Background: A fundamental hallmark of cancer cells is their ability to sustain proliferative signaling and cell survival, reflected in a cellular chemotherapy response that is poorly understood. We questioned whether chemotherapy modulated phospho-signaling at 4 and 24 h in vivo could provide information about long-term survival in acute myeloid leukemia (AML), and if the signaling response to therapy was more informative than analysis at time of diagnosis.
Methods: Peripheral blood was collected from 32 younger AML patients (age 16-74 years), before, 4- and 24 hours after start of induction chemotherapy. Samples were analyzed by 36-dimensional mass cytometry for assessment of alterations in immunophenotypes and intracellular signaling using unsupervised and supervised machine learning approaches. Results were validated by RNA sequencing and mass spectrometry proteomics (Super SILAC). Targeted sequencing was used to characterize patient samples for recurrent AML mutations. Drug sensitivity and resistance testing ex vivo was compared to activation of relevant signal transduction pathways and mutational profile.
Findings: 5-year patient survival was accurately predicted in the leukemic cell population at 24 hours after therapy onset by phospho-proteins p-ERK1/2 (T202/Y204) and p-p38 (T180/Y182). RNA sequencing showed induction of MAPK target gene expression and the AP-1 transcription complex in patients with high p-ERK1/2. Super-SILAC proteomics confirmed an increase in the abundance of p38 prime target MAPKAPK2(MK2) 24 hours after start of induction therapy. Ex vivo drug sensitivity testing demonstrated high sensitivity to MEK inhibitors in the patient cells with high p-ERK1/2 measured at diagnosis or 24 hours after start of chemotherapy.

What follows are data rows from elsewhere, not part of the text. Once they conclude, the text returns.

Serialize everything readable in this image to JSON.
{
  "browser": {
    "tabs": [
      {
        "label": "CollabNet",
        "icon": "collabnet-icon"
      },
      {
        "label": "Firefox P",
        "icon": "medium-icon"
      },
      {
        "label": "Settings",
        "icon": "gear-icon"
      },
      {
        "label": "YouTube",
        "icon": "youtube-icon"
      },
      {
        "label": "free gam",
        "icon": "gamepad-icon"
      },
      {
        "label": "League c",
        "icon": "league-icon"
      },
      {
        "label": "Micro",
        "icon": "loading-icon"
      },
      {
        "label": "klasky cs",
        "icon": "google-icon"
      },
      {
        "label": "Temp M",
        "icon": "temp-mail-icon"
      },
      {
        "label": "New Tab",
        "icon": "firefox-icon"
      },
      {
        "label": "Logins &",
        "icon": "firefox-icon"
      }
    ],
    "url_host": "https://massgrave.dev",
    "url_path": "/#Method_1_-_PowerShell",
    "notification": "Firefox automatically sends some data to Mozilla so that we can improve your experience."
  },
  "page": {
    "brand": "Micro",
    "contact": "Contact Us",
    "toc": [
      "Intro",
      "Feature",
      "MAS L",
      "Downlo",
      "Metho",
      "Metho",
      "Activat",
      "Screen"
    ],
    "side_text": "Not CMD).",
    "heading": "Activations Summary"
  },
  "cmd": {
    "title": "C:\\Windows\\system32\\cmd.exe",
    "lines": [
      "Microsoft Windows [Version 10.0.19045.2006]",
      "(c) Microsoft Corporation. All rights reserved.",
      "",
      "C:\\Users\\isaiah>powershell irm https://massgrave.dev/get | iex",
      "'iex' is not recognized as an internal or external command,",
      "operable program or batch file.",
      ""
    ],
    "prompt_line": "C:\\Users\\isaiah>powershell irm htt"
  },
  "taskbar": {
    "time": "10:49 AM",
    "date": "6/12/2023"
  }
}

Interpretation: Early single cell signaling response to chemotherapy provided precise prognostic information independent of stratification by genetics. We propose that early functional measurement of chemotherapy-potentiated MAPK pathway signaling could identify non-responders to intensive chemotherapy allowing precise treatment adjustment.